Welcome to The Sports Docs Podcast with Dr. Catherine Logan and Dr. Ashley Bassett. On each episode we chat about the most recent developments in sports medicine and dissect through all the noise so you know which literature should actually impact your practice.
On today’s episode we’re focusing on cartilage defects of the knee with Dr. Clayton Nuelle, Assistant Clinical Professor at the University of Missouri and team physician for Mizzou athletics. His current research focuses on improving cartilage restoration and joint preservation techniques, so we are very excited to have him join us for our discussion today.
We have some great articles for you that contribute well to our conversation on the surgical treatment of knee cartilage disease.
We start with a discussion of osteochondral lesions in the pediatric population. Will Bugbee and his team at Scripps Clinic in California authored a case series titled “Osteochondral Allograft Transplantation of the Knee in the Pediatric and Adolescent Population”. They reported 90% graft survivorship at 10 years post-op. Of the five grafts that failed, four successfully underwent a salvage surgery with another osteochondral allograft. 88% of knees were rated as good to excellent with an 89% satisfaction rate. The authors deemed OCA to be a safe and effective procedure for pediatric patients with large osteochondral defects.
Then, from the December 2021 issue of Cartilage, we discuss the comprehensive review article by Andreas Gomoll and colleagues titled “Algorithm for Treatment of Focal Cartilage Defects of the Knee: Classic and New Procedures.” This paper nicely details a treatment approach based on cartilage lesion size, location and presence of underlying bone involvement.

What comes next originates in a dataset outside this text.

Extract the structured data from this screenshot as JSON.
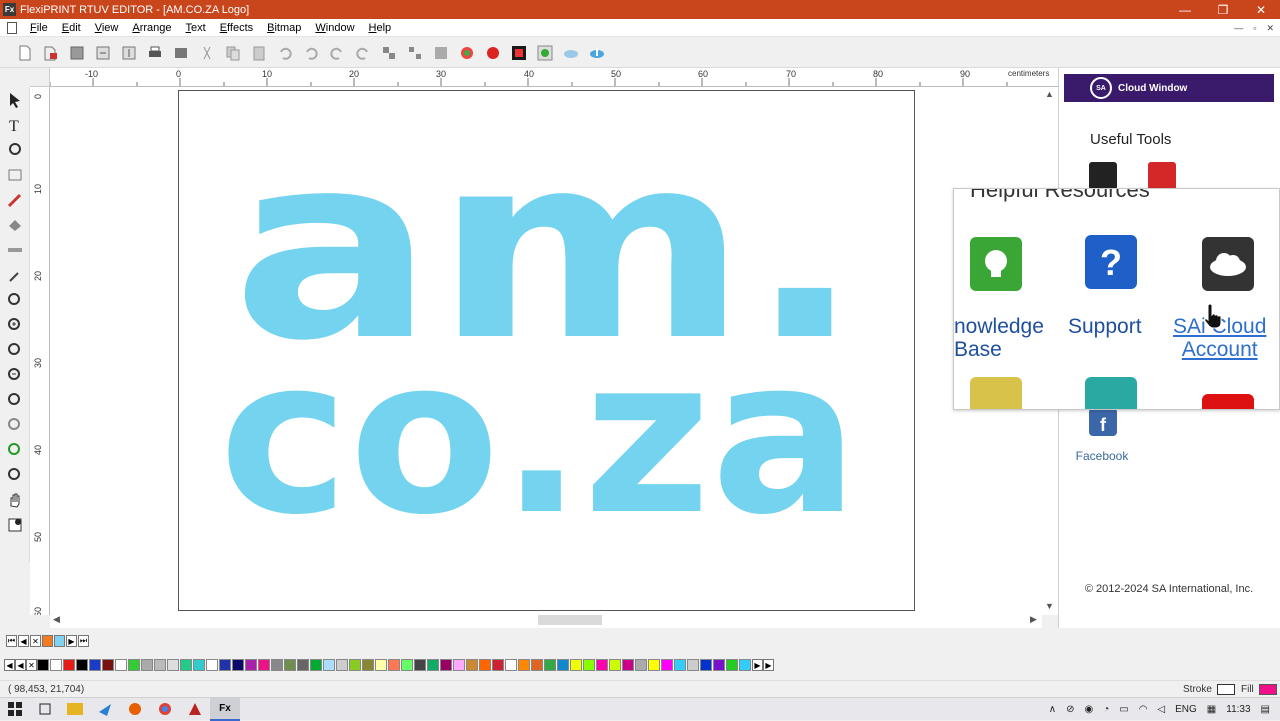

We finish up our conversation with a focus on rehab and returning to play after cartilage restoration procedures. The last article we reference is a systematic review published in AJSM 2009 titled “Return to Sports Participation After Articular Cartilage Repair in the Knee.” Kai Mithoefer et al reported an overall return to sports rate of 73%, with the highest return rates following OATS. Yet, the highest durability to continue playing at the preinjury level of play was following ACI at 96%. There were numerous factors that impacted an athletes ability to return to sport. Younger patients, those with pure cartilage lesions rather than osteochondral lesions, duration of symptoms less than 12 months pre-op, smaller lesions under 2 cm, lesion location at the lateral femoral condyle, no prior surgeries and no concomitant procedures were all associated with increased return to play.